| Action item |
Repeat back the entries that follow, keeping every word as it is.

Collected data:
::::::

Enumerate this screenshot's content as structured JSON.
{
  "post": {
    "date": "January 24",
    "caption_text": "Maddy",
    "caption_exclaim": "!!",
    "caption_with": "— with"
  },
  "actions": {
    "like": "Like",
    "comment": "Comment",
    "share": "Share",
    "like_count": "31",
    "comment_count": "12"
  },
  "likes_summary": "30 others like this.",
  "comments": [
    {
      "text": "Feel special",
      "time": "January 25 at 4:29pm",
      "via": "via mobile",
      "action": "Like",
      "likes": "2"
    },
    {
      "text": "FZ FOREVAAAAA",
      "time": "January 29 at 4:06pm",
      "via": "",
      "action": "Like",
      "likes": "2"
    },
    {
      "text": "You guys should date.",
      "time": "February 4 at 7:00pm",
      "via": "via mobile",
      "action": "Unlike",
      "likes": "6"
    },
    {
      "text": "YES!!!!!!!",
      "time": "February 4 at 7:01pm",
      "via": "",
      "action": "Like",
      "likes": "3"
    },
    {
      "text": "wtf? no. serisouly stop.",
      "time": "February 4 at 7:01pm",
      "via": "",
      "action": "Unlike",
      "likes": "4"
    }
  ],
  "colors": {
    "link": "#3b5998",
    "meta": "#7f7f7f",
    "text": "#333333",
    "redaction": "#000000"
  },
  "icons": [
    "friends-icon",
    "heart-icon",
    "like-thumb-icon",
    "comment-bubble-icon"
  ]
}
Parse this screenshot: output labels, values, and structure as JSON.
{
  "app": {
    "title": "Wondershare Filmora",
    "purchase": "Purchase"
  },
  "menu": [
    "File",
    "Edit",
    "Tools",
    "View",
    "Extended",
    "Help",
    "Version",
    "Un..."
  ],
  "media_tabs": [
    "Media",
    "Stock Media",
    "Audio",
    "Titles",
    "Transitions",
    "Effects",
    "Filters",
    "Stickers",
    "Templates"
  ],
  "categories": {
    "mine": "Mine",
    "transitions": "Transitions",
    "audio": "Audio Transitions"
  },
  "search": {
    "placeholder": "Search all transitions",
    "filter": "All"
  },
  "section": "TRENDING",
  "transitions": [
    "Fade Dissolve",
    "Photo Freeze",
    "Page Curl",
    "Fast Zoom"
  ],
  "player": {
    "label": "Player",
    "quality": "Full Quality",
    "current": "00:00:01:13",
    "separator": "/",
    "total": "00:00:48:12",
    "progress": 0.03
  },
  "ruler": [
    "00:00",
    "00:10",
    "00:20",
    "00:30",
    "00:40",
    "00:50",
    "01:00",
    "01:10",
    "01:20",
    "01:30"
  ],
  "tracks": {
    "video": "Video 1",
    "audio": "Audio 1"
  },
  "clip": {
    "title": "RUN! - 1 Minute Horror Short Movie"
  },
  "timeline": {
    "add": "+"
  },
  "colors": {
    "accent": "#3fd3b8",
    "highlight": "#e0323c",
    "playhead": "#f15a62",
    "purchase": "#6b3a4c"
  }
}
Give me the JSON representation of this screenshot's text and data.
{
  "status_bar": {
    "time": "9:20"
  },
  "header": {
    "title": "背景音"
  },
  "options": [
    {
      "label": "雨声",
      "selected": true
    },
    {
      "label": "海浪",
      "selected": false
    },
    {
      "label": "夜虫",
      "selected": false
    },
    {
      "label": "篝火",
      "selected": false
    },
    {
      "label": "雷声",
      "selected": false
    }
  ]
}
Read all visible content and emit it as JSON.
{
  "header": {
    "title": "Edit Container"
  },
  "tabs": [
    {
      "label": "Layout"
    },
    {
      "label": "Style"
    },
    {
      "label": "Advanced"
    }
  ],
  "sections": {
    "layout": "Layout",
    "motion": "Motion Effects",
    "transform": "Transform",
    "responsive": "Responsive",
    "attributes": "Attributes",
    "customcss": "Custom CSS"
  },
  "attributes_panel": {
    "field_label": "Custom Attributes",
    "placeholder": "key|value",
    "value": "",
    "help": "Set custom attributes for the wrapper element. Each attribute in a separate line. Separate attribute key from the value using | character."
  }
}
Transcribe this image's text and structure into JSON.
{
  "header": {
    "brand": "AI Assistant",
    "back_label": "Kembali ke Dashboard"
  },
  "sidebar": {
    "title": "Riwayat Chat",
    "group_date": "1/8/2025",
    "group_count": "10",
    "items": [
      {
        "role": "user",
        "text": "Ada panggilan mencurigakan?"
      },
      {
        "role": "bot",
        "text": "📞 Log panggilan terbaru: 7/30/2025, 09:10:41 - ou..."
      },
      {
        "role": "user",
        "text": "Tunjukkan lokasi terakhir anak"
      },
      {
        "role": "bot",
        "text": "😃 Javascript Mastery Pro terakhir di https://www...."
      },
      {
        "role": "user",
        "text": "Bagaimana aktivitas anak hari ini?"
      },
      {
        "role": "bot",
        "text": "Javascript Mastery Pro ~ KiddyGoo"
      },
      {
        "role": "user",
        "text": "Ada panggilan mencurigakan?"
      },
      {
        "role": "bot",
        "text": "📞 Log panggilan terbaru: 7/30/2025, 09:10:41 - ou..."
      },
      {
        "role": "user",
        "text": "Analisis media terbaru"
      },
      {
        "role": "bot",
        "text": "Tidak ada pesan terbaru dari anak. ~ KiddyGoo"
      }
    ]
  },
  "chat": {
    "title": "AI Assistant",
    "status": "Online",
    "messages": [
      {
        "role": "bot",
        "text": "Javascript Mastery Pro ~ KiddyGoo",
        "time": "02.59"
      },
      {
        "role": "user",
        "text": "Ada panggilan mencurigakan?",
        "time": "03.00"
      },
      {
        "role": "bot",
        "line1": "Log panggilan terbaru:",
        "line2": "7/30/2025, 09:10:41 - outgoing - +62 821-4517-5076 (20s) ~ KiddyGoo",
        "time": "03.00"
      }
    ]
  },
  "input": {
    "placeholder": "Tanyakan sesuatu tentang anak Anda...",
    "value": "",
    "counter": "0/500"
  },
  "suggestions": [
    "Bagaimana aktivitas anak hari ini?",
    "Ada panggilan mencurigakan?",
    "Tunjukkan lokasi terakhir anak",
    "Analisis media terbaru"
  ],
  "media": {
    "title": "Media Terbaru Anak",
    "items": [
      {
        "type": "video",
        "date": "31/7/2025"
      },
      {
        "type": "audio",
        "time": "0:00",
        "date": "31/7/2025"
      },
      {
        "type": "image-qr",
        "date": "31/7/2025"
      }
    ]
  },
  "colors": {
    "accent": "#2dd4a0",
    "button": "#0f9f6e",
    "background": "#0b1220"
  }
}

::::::

| Output of the exercise |
Enumerate this screenshot's content as structured JSON.
{
  "post": {
    "date": "January 24",
    "caption_text": "Maddy",
    "caption_exclaim": "!!",
    "caption_with": "— with"
  },
  "actions": {
    "like": "Like",
    "comment": "Comment",
    "share": "Share",
    "like_count": "31",
    "comment_count": "12"
  },
  "likes_summary": "30 others like this.",
  "comments": [
    {
      "text": "Feel special",
      "time": "January 25 at 4:29pm",
      "via": "via mobile",
      "action": "Like",
      "likes": "2"
    },
    {
      "text": "FZ FOREVAAAAA",
      "time": "January 29 at 4:06pm",
      "via": "",
      "action": "Like",
      "likes": "2"
    },
    {
      "text": "You guys should date.",
      "time": "February 4 at 7:00pm",
      "via": "via mobile",
      "action": "Unlike",
      "likes": "6"
    },
    {
      "text": "YES!!!!!!!",
      "time": "February 4 at 7:01pm",
      "via": "",
      "action": "Like",
      "likes": "3"
    },
    {
      "text": "wtf? no. serisouly stop.",
      "time": "February 4 at 7:01pm",
      "via": "",
      "action": "Unlike",
      "likes": "4"
    }
  ],
  "colors": {
    "link": "#3b5998",
    "meta": "#7f7f7f",
    "text": "#333333",
    "redaction": "#000000"
  },
  "icons": [
    "friends-icon",
    "heart-icon",
    "like-thumb-icon",
    "comment-bubble-icon"
  ]
}
Parse this screenshot: output labels, values, and structure as JSON.
{
  "app": {
    "title": "Wondershare Filmora",
    "purchase": "Purchase"
  },
  "menu": [
    "File",
    "Edit",
    "Tools",
    "View",
    "Extended",
    "Help",
    "Version",
    "Un..."
  ],
  "media_tabs": [
    "Media",
    "Stock Media",
    "Audio",
    "Titles",
    "Transitions",
    "Effects",
    "Filters",
    "Stickers",
    "Templates"
  ],
  "categories": {
    "mine": "Mine",
    "transitions": "Transitions",
    "audio": "Audio Transitions"
  },
  "search": {
    "placeholder": "Search all transitions",
    "filter": "All"
  },
  "section": "TRENDING",
  "transitions": [
    "Fade Dissolve",
    "Photo Freeze",
    "Page Curl",
    "Fast Zoom"
  ],
  "player": {
    "label": "Player",
    "quality": "Full Quality",
    "current": "00:00:01:13",
    "separator": "/",
    "total": "00:00:48:12",
    "progress": 0.03
  },
  "ruler": [
    "00:00",
    "00:10",
    "00:20",
    "00:30",
    "00:40",
    "00:50",
    "01:00",
    "01:10",
    "01:20",
    "01:30"
  ],
  "tracks": {
    "video": "Video 1",
    "audio": "Audio 1"
  },
  "clip": {
    "title": "RUN! - 1 Minute Horror Short Movie"
  },
  "timeline": {
    "add": "+"
  },
  "colors": {
    "accent": "#3fd3b8",
    "highlight": "#e0323c",
    "playhead": "#f15a62",
    "purchase": "#6b3a4c"
  }
}
Give me the JSON representation of this screenshot's text and data.
{
  "status_bar": {
    "time": "9:20"
  },
  "header": {
    "title": "背景音"
  },
  "options": [
    {
      "label": "雨声",
      "selected": true
    },
    {
      "label": "海浪",
      "selected": false
    },
    {
      "label": "夜虫",
      "selected": false
    },
    {
      "label": "篝火",
      "selected": false
    },
    {
      "label": "雷声",
      "selected": false
    }
  ]
}
Read all visible content and emit it as JSON.
{
  "header": {
    "title": "Edit Container"
  },
  "tabs": [
    {
      "label": "Layout"
    },
    {
      "label": "Style"
    },
    {
      "label": "Advanced"
    }
  ],
  "sections": {
    "layout": "Layout",
    "motion": "Motion Effects",
    "transform": "Transform",
    "responsive": "Responsive",
    "attributes": "Attributes",
    "customcss": "Custom CSS"
  },
  "attributes_panel": {
    "field_label": "Custom Attributes",
    "placeholder": "key|value",
    "value": "",
    "help": "Set custom attributes for the wrapper element. Each attribute in a separate line. Separate attribute key from the value using | character."
  }
}
Transcribe this image's text and structure into JSON.
{
  "header": {
    "brand": "AI Assistant",
    "back_label": "Kembali ke Dashboard"
  },
  "sidebar": {
    "title": "Riwayat Chat",
    "group_date": "1/8/2025",
    "group_count": "10",
    "items": [
      {
        "role": "user",
        "text": "Ada panggilan mencurigakan?"
      },
      {
        "role": "bot",
        "text": "📞 Log panggilan terbaru: 7/30/2025, 09:10:41 - ou..."
      },
      {
        "role": "user",
        "text": "Tunjukkan lokasi terakhir anak"
      },
      {
        "role": "bot",
        "text": "😃 Javascript Mastery Pro terakhir di https://www...."
      },
      {
        "role": "user",
        "text": "Bagaimana aktivitas anak hari ini?"
      },
      {
        "role": "bot",
        "text": "Javascript Mastery Pro ~ KiddyGoo"
      },
      {
        "role": "user",
        "text": "Ada panggilan mencurigakan?"
      },
      {
        "role": "bot",
        "text": "📞 Log panggilan terbaru: 7/30/2025, 09:10:41 - ou..."
      },
      {
        "role": "user",
        "text": "Analisis media terbaru"
      },
      {
        "role": "bot",
        "text": "Tidak ada pesan terbaru dari anak. ~ KiddyGoo"
      }
    ]
  },
  "chat": {
    "title": "AI Assistant",
    "status": "Online",
    "messages": [
      {
        "role": "bot",
        "text": "Javascript Mastery Pro ~ KiddyGoo",
        "time": "02.59"
      },
      {
        "role": "user",
        "text": "Ada panggilan mencurigakan?",
        "time": "03.00"
      },
      {
        "role": "bot",
        "line1": "Log panggilan terbaru:",
        "line2": "7/30/2025, 09:10:41 - outgoing - +62 821-4517-5076 (20s) ~ KiddyGoo",
        "time": "03.00"
      }
    ]
  },
  "input": {
    "placeholder": "Tanyakan sesuatu tentang anak Anda...",
    "value": "",
    "counter": "0/500"
  },
  "suggestions": [
    "Bagaimana aktivitas anak hari ini?",
    "Ada panggilan mencurigakan?",
    "Tunjukkan lokasi terakhir anak",
    "Analisis media terbaru"
  ],
  "media": {
    "title": "Media Terbaru Anak",
    "items": [
      {
        "type": "video",
        "date": "31/7/2025"
      },
      {
        "type": "audio",
        "time": "0:00",
        "date": "31/7/2025"
      },
      {
        "type": "image-qr",
        "date": "31/7/2025"
      }
    ]
  },
  "colors": {
    "accent": "#2dd4a0",
    "button": "#0f9f6e",
    "background": "#0b1220"
  }
}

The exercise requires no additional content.